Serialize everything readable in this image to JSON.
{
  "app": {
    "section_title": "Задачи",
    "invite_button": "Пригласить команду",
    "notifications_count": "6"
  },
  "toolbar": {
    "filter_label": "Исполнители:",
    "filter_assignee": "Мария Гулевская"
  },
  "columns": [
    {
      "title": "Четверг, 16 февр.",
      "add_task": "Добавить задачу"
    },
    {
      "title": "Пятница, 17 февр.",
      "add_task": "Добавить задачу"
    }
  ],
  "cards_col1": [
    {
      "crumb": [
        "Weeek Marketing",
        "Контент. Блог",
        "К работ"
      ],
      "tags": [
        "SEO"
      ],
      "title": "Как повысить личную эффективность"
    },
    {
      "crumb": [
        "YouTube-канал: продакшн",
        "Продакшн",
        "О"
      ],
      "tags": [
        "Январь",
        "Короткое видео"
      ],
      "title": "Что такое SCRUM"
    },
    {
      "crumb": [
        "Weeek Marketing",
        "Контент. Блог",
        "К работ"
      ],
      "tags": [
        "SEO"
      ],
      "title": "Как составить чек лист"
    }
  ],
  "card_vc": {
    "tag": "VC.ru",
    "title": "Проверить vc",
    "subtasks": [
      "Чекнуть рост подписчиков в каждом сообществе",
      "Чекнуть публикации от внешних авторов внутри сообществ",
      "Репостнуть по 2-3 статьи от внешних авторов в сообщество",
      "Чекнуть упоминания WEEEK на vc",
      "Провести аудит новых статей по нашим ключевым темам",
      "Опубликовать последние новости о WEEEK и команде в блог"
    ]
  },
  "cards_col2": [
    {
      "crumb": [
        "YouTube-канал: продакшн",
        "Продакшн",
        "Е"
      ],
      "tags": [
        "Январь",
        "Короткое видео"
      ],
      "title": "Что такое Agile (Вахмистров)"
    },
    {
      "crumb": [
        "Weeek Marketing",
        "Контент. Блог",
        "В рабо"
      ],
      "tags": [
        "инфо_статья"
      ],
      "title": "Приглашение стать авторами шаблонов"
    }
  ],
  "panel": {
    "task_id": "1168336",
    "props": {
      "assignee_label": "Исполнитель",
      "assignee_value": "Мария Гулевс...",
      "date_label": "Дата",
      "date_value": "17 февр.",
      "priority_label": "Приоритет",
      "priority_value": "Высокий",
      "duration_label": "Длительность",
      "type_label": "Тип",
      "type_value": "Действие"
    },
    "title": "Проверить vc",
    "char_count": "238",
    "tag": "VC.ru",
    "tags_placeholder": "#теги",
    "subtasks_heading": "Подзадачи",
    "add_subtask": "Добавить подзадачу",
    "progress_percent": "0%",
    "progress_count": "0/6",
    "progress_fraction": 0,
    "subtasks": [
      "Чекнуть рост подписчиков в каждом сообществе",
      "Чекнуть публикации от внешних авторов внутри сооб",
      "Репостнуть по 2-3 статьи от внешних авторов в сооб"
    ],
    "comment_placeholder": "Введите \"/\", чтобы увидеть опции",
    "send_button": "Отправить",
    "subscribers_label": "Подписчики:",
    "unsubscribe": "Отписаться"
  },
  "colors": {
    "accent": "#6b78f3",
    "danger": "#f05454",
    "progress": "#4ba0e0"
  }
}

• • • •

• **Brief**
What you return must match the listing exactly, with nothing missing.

• **Answer box**
Serialize everything readable in this image to JSON.
{
  "app": {
    "section_title": "Задачи",
    "invite_button": "Пригласить команду",
    "notifications_count": "6"
  },
  "toolbar": {
    "filter_label": "Исполнители:",
    "filter_assignee": "Мария Гулевская"
  },
  "columns": [
    {
      "title": "Четверг, 16 февр.",
      "add_task": "Добавить задачу"
    },
    {
      "title": "Пятница, 17 февр.",
      "add_task": "Добавить задачу"
    }
  ],
  "cards_col1": [
    {
      "crumb": [
        "Weeek Marketing",
        "Контент. Блог",
        "К работ"
      ],
      "tags": [
        "SEO"
      ],
      "title": "Как повысить личную эффективность"
    },
    {
      "crumb": [
        "YouTube-канал: продакшн",
        "Продакшн",
        "О"
      ],
      "tags": [
        "Январь",
        "Короткое видео"
      ],
      "title": "Что такое SCRUM"
    },
    {
      "crumb": [
        "Weeek Marketing",
        "Контент. Блог",
        "К работ"
      ],
      "tags": [
        "SEO"
      ],
      "title": "Как составить чек лист"
    }
  ],
  "card_vc": {
    "tag": "VC.ru",
    "title": "Проверить vc",
    "subtasks": [
      "Чекнуть рост подписчиков в каждом сообществе",
      "Чекнуть публикации от внешних авторов внутри сообществ",
      "Репостнуть по 2-3 статьи от внешних авторов в сообщество",
      "Чекнуть упоминания WEEEK на vc",
      "Провести аудит новых статей по нашим ключевым темам",
      "Опубликовать последние новости о WEEEK и команде в блог"
    ]
  },
  "cards_col2": [
    {
      "crumb": [
        "YouTube-канал: продакшн",
        "Продакшн",
        "Е"
      ],
      "tags": [
        "Январь",
        "Короткое видео"
      ],
      "title": "Что такое Agile (Вахмистров)"
    },
    {
      "crumb": [
        "Weeek Marketing",
        "Контент. Блог",
        "В рабо"
      ],
      "tags": [
        "инфо_статья"
      ],
      "title": "Приглашение стать авторами шаблонов"
    }
  ],
  "panel": {
    "task_id": "1168336",
    "props": {
      "assignee_label": "Исполнитель",
      "assignee_value": "Мария Гулевс...",
      "date_label": "Дата",
      "date_value": "17 февр.",
      "priority_label": "Приоритет",
      "priority_value": "Высокий",
      "duration_label": "Длительность",
      "type_label": "Тип",
      "type_value": "Действие"
    },
    "title": "Проверить vc",
    "char_count": "238",
    "tag": "VC.ru",
    "tags_placeholder": "#теги",
    "subtasks_heading": "Подзадачи",
    "add_subtask": "Добавить подзадачу",
    "progress_percent": "0%",
    "progress_count": "0/6",
    "progress_fraction": 0,
    "subtasks": [
      "Чекнуть рост подписчиков в каждом сообществе",
      "Чекнуть публикации от внешних авторов внутри сооб",
      "Репостнуть по 2-3 статьи от внешних авторов в сооб"
    ],
    "comment_placeholder": "Введите \"/\", чтобы увидеть опции",
    "send_button": "Отправить",
    "subscribers_label": "Подписчики:",
    "unsubscribe": "Отписаться"
  },
  "colors": {
    "accent": "#6b78f3",
    "danger": "#f05454",
    "progress": "#4ba0e0"
  }
}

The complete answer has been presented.